- [THE PROBLEM] The answer must consist of every line from the entries below that contains the word "vCard".

- [TASK MATERIAL]
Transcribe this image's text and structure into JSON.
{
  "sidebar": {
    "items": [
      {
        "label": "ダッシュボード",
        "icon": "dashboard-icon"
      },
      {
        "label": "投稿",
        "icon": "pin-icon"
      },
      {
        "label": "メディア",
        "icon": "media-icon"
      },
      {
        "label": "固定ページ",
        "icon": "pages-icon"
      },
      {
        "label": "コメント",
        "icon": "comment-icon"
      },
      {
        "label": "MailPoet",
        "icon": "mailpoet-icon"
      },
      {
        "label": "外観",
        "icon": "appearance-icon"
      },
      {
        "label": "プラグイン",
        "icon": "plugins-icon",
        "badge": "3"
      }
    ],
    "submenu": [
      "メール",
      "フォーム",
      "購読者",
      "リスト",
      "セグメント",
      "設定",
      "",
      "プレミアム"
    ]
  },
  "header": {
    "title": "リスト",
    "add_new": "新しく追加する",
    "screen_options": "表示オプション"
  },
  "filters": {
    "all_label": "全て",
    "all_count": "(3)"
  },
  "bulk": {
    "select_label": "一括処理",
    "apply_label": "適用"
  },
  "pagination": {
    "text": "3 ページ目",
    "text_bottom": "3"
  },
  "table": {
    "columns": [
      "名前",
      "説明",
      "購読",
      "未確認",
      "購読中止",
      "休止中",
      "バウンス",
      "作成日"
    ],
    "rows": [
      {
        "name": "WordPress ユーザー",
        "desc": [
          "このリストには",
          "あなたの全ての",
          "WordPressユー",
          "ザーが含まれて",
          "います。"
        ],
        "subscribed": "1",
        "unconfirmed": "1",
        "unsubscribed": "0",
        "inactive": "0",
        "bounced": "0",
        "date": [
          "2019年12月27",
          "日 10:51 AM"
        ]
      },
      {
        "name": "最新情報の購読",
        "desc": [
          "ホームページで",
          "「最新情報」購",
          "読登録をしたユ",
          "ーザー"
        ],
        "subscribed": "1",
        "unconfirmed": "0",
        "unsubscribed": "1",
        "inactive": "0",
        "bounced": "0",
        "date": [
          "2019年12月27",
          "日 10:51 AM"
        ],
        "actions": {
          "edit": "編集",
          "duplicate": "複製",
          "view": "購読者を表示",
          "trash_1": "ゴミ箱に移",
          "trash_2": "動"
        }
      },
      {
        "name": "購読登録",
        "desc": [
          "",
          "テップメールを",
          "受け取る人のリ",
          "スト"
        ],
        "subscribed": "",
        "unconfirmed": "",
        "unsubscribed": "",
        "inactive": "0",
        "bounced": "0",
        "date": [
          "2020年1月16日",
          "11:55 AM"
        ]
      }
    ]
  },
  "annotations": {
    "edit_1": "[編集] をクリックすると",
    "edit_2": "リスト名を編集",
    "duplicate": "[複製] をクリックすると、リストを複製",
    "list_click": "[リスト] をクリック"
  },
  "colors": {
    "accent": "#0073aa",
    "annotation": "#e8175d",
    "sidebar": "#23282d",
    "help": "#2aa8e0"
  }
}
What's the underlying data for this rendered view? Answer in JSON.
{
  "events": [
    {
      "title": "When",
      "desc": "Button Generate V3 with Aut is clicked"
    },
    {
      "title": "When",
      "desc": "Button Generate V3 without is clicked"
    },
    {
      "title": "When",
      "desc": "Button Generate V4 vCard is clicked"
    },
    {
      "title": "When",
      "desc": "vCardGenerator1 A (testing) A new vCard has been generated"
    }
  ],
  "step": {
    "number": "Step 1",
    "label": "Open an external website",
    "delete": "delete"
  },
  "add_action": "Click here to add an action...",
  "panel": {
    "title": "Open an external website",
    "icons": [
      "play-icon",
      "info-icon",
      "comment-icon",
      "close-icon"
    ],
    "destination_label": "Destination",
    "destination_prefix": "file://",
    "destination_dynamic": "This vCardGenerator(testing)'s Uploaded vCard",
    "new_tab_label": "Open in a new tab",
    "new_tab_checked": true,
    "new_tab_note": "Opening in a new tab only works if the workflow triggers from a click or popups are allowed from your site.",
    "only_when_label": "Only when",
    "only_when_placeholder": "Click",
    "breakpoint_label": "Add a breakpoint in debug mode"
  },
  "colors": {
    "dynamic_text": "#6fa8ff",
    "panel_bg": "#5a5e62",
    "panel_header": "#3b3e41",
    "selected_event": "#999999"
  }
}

- [TASK OUTPUT]
      "desc": "Button Generate V4 vCard is clicked"
      "desc": "vCardGenerator1 A (testing) A new vCard has been generated"
    "destination_dynamic": "This vCardGenerator(testing)'s Uploaded vCard",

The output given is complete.